◆ **Data for processing**
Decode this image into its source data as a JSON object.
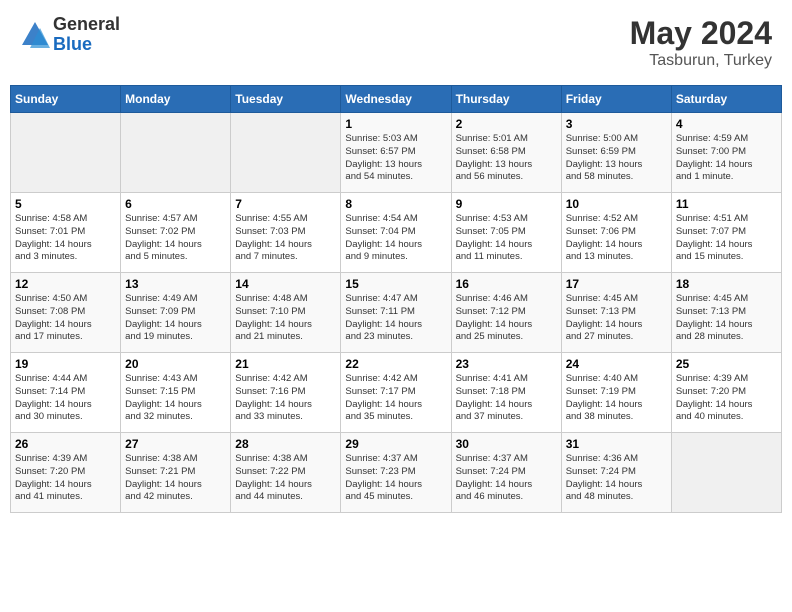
{
  "header": {
    "logo_general": "General",
    "logo_blue": "Blue",
    "month": "May 2024",
    "location": "Tasburun, Turkey"
  },
  "days_of_week": [
    "Sunday",
    "Monday",
    "Tuesday",
    "Wednesday",
    "Thursday",
    "Friday",
    "Saturday"
  ],
  "weeks": [
    [
      {
        "day": "",
        "info": ""
      },
      {
        "day": "",
        "info": ""
      },
      {
        "day": "",
        "info": ""
      },
      {
        "day": "1",
        "info": "Sunrise: 5:03 AM\nSunset: 6:57 PM\nDaylight: 13 hours\nand 54 minutes."
      },
      {
        "day": "2",
        "info": "Sunrise: 5:01 AM\nSunset: 6:58 PM\nDaylight: 13 hours\nand 56 minutes."
      },
      {
        "day": "3",
        "info": "Sunrise: 5:00 AM\nSunset: 6:59 PM\nDaylight: 13 hours\nand 58 minutes."
      },
      {
        "day": "4",
        "info": "Sunrise: 4:59 AM\nSunset: 7:00 PM\nDaylight: 14 hours\nand 1 minute."
      }
    ],
    [
      {
        "day": "5",
        "info": "Sunrise: 4:58 AM\nSunset: 7:01 PM\nDaylight: 14 hours\nand 3 minutes."
      },
      {
        "day": "6",
        "info": "Sunrise: 4:57 AM\nSunset: 7:02 PM\nDaylight: 14 hours\nand 5 minutes."
      },
      {
        "day": "7",
        "info": "Sunrise: 4:55 AM\nSunset: 7:03 PM\nDaylight: 14 hours\nand 7 minutes."
      },
      {
        "day": "8",
        "info": "Sunrise: 4:54 AM\nSunset: 7:04 PM\nDaylight: 14 hours\nand 9 minutes."
      },
      {
        "day": "9",
        "info": "Sunrise: 4:53 AM\nSunset: 7:05 PM\nDaylight: 14 hours\nand 11 minutes."
      },
      {
        "day": "10",
        "info": "Sunrise: 4:52 AM\nSunset: 7:06 PM\nDaylight: 14 hours\nand 13 minutes."
      },
      {
        "day": "11",
        "info": "Sunrise: 4:51 AM\nSunset: 7:07 PM\nDaylight: 14 hours\nand 15 minutes."
      }
    ],
    [
      {
        "day": "12",
        "info": "Sunrise: 4:50 AM\nSunset: 7:08 PM\nDaylight: 14 hours\nand 17 minutes."
      },
      {
        "day": "13",
        "info": "Sunrise: 4:49 AM\nSunset: 7:09 PM\nDaylight: 14 hours\nand 19 minutes."
      },
      {
        "day": "14",
        "info": "Sunrise: 4:48 AM\nSunset: 7:10 PM\nDaylight: 14 hours\nand 21 minutes."
      },
      {
        "day": "15",
        "info": "Sunrise: 4:47 AM\nSunset: 7:11 PM\nDaylight: 14 hours\nand 23 minutes."
      },
      {
        "day": "16",
        "info": "Sunrise: 4:46 AM\nSunset: 7:12 PM\nDaylight: 14 hours\nand 25 minutes."
      },
      {
        "day": "17",
        "info": "Sunrise: 4:45 AM\nSunset: 7:13 PM\nDaylight: 14 hours\nand 27 minutes."
      },
      {
        "day": "18",
        "info": "Sunrise: 4:45 AM\nSunset: 7:13 PM\nDaylight: 14 hours\nand 28 minutes."
      }
    ],
    [
      {
        "day": "19",
        "info": "Sunrise: 4:44 AM\nSunset: 7:14 PM\nDaylight: 14 hours\nand 30 minutes."
      },
      {
        "day": "20",
        "info": "Sunrise: 4:43 AM\nSunset: 7:15 PM\nDaylight: 14 hours\nand 32 minutes."
      },
      {
        "day": "21",
        "info": "Sunrise: 4:42 AM\nSunset: 7:16 PM\nDaylight: 14 hours\nand 33 minutes."
      },
      {
        "day": "22",
        "info": "Sunrise: 4:42 AM\nSunset: 7:17 PM\nDaylight: 14 hours\nand 35 minutes."
      },
      {
        "day": "23",
        "info": "Sunrise: 4:41 AM\nSunset: 7:18 PM\nDaylight: 14 hours\nand 37 minutes."
      },
      {
        "day": "24",
        "info": "Sunrise: 4:40 AM\nSunset: 7:19 PM\nDaylight: 14 hours\nand 38 minutes."
      },
      {
        "day": "25",
        "info": "Sunrise: 4:39 AM\nSunset: 7:20 PM\nDaylight: 14 hours\nand 40 minutes."
      }
    ],
    [
      {
        "day": "26",
        "info": "Sunrise: 4:39 AM\nSunset: 7:20 PM\nDaylight: 14 hours\nand 41 minutes."
      },
      {
        "day": "27",
        "info": "Sunrise: 4:38 AM\nSunset: 7:21 PM\nDaylight: 14 hours\nand 42 minutes."
      },
      {
        "day": "28",
        "info": "Sunrise: 4:38 AM\nSunset: 7:22 PM\nDaylight: 14 hours\nand 44 minutes."
      },
      {
        "day": "29",
        "info": "Sunrise: 4:37 AM\nSunset: 7:23 PM\nDaylight: 14 hours\nand 45 minutes."
      },
      {
        "day": "30",
        "info": "Sunrise: 4:37 AM\nSunset: 7:24 PM\nDaylight: 14 hours\nand 46 minutes."
      },
      {
        "day": "31",
        "info": "Sunrise: 4:36 AM\nSunset: 7:24 PM\nDaylight: 14 hours\nand 48 minutes."
      },
      {
        "day": "",
        "info": ""
      }
    ]
  ]
}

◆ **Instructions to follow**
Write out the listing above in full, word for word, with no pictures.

◆ **Expected output**
Decode this image into its source data as a JSON object.
{
  "header": {
    "logo_general": "General",
    "logo_blue": "Blue",
    "month": "May 2024",
    "location": "Tasburun, Turkey"
  },
  "days_of_week": [
    "Sunday",
    "Monday",
    "Tuesday",
    "Wednesday",
    "Thursday",
    "Friday",
    "Saturday"
  ],
  "weeks": [
    [
      {
        "day": "",
        "info": ""
      },
      {
        "day": "",
        "info": ""
      },
      {
        "day": "",
        "info": ""
      },
      {
        "day": "1",
        "info": "Sunrise: 5:03 AM\nSunset: 6:57 PM\nDaylight: 13 hours\nand 54 minutes."
      },
      {
        "day": "2",
        "info": "Sunrise: 5:01 AM\nSunset: 6:58 PM\nDaylight: 13 hours\nand 56 minutes."
      },
      {
        "day": "3",
        "info": "Sunrise: 5:00 AM\nSunset: 6:59 PM\nDaylight: 13 hours\nand 58 minutes."
      },
      {
        "day": "4",
        "info": "Sunrise: 4:59 AM\nSunset: 7:00 PM\nDaylight: 14 hours\nand 1 minute."
      }
    ],
    [
      {
        "day": "5",
        "info": "Sunrise: 4:58 AM\nSunset: 7:01 PM\nDaylight: 14 hours\nand 3 minutes."
      },
      {
        "day": "6",
        "info": "Sunrise: 4:57 AM\nSunset: 7:02 PM\nDaylight: 14 hours\nand 5 minutes."
      },
      {
        "day": "7",
        "info": "Sunrise: 4:55 AM\nSunset: 7:03 PM\nDaylight: 14 hours\nand 7 minutes."
      },
      {
        "day": "8",
        "info": "Sunrise: 4:54 AM\nSunset: 7:04 PM\nDaylight: 14 hours\nand 9 minutes."
      },
      {
        "day": "9",
        "info": "Sunrise: 4:53 AM\nSunset: 7:05 PM\nDaylight: 14 hours\nand 11 minutes."
      },
      {
        "day": "10",
        "info": "Sunrise: 4:52 AM\nSunset: 7:06 PM\nDaylight: 14 hours\nand 13 minutes."
      },
      {
        "day": "11",
        "info": "Sunrise: 4:51 AM\nSunset: 7:07 PM\nDaylight: 14 hours\nand 15 minutes."
      }
    ],
    [
      {
        "day": "12",
        "info": "Sunrise: 4:50 AM\nSunset: 7:08 PM\nDaylight: 14 hours\nand 17 minutes."
      },
      {
        "day": "13",
        "info": "Sunrise: 4:49 AM\nSunset: 7:09 PM\nDaylight: 14 hours\nand 19 minutes."
      },
      {
        "day": "14",
        "info": "Sunrise: 4:48 AM\nSunset: 7:10 PM\nDaylight: 14 hours\nand 21 minutes."
      },
      {
        "day": "15",
        "info": "Sunrise: 4:47 AM\nSunset: 7:11 PM\nDaylight: 14 hours\nand 23 minutes."
      },
      {
        "day": "16",
        "info": "Sunrise: 4:46 AM\nSunset: 7:12 PM\nDaylight: 14 hours\nand 25 minutes."
      },
      {
        "day": "17",
        "info": "Sunrise: 4:45 AM\nSunset: 7:13 PM\nDaylight: 14 hours\nand 27 minutes."
      },
      {
        "day": "18",
        "info": "Sunrise: 4:45 AM\nSunset: 7:13 PM\nDaylight: 14 hours\nand 28 minutes."
      }
    ],
    [
      {
        "day": "19",
        "info": "Sunrise: 4:44 AM\nSunset: 7:14 PM\nDaylight: 14 hours\nand 30 minutes."
      },
      {
        "day": "20",
        "info": "Sunrise: 4:43 AM\nSunset: 7:15 PM\nDaylight: 14 hours\nand 32 minutes."
      },
      {
        "day": "21",
        "info": "Sunrise: 4:42 AM\nSunset: 7:16 PM\nDaylight: 14 hours\nand 33 minutes."
      },
      {
        "day": "22",
        "info": "Sunrise: 4:42 AM\nSunset: 7:17 PM\nDaylight: 14 hours\nand 35 minutes."
      },
      {
        "day": "23",
        "info": "Sunrise: 4:41 AM\nSunset: 7:18 PM\nDaylight: 14 hours\nand 37 minutes."
      },
      {
        "day": "24",
        "info": "Sunrise: 4:40 AM\nSunset: 7:19 PM\nDaylight: 14 hours\nand 38 minutes."
      },
      {
        "day": "25",
        "info": "Sunrise: 4:39 AM\nSunset: 7:20 PM\nDaylight: 14 hours\nand 40 minutes."
      }
    ],
    [
      {
        "day": "26",
        "info": "Sunrise: 4:39 AM\nSunset: 7:20 PM\nDaylight: 14 hours\nand 41 minutes."
      },
      {
        "day": "27",
        "info": "Sunrise: 4:38 AM\nSunset: 7:21 PM\nDaylight: 14 hours\nand 42 minutes."
      },
      {
        "day": "28",
        "info": "Sunrise: 4:38 AM\nSunset: 7:22 PM\nDaylight: 14 hours\nand 44 minutes."
      },
      {
        "day": "29",
        "info": "Sunrise: 4:37 AM\nSunset: 7:23 PM\nDaylight: 14 hours\nand 45 minutes."
      },
      {
        "day": "30",
        "info": "Sunrise: 4:37 AM\nSunset: 7:24 PM\nDaylight: 14 hours\nand 46 minutes."
      },
      {
        "day": "31",
        "info": "Sunrise: 4:36 AM\nSunset: 7:24 PM\nDaylight: 14 hours\nand 48 minutes."
      },
      {
        "day": "",
        "info": ""
      }
    ]
  ]
}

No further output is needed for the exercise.